-------- Material for the task

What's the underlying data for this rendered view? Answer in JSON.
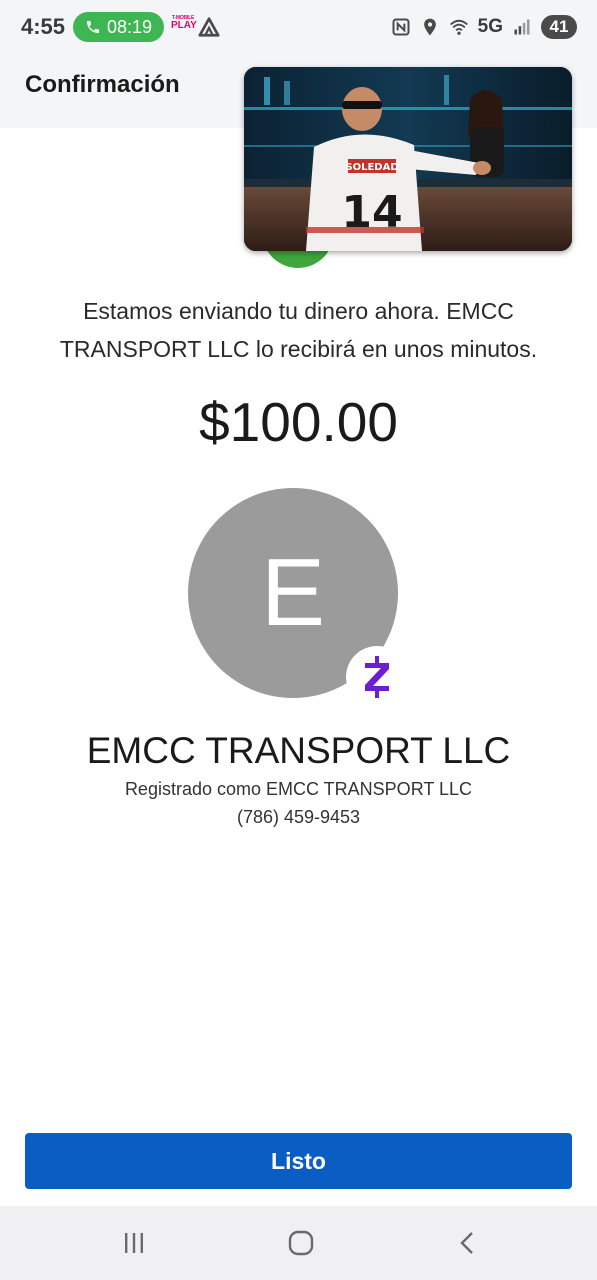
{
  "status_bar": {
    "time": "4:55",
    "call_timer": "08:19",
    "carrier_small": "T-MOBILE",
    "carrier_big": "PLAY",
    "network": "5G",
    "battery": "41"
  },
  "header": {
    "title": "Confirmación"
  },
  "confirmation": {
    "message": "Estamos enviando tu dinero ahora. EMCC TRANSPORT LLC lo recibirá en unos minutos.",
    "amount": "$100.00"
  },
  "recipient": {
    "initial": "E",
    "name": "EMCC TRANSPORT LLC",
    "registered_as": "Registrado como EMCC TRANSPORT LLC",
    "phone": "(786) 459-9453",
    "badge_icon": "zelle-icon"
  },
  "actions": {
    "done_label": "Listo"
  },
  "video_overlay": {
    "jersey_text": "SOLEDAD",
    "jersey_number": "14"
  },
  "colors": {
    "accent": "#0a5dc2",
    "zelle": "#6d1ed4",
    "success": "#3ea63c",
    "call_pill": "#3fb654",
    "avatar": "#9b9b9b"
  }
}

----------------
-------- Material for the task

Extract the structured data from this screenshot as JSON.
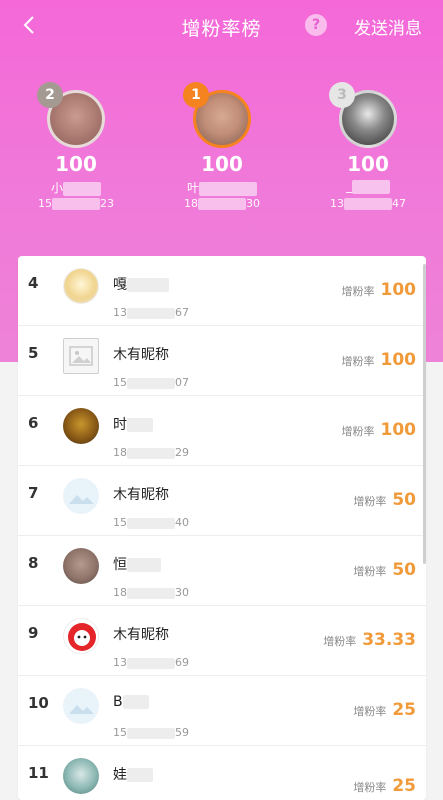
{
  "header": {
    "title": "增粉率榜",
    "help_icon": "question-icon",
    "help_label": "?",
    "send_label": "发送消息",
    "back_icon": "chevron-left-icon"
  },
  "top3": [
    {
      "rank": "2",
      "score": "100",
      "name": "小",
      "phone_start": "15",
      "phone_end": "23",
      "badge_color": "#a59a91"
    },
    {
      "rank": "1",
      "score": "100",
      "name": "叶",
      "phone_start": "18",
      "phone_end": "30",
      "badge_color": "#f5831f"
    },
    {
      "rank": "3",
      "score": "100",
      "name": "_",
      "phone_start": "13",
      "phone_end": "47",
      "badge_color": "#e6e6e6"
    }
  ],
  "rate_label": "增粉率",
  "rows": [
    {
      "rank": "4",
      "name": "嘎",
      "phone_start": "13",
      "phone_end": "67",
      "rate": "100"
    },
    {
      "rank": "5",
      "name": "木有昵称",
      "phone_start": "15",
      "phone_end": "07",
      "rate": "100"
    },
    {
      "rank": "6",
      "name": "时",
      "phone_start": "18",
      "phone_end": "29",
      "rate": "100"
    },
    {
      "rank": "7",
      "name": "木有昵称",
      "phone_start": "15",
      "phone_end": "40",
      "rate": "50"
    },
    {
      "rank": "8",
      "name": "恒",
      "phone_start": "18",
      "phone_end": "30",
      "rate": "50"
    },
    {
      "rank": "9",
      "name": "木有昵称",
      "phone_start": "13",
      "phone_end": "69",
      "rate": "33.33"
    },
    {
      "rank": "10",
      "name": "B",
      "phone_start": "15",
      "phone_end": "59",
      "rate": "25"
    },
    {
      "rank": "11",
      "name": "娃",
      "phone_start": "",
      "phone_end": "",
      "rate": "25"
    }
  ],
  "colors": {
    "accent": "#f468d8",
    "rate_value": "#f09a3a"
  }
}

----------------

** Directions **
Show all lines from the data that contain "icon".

** Your solution **
    "badge_icon": "zelle-icon"
    "help_icon": "question-icon",
    "back_icon": "chevron-left-icon"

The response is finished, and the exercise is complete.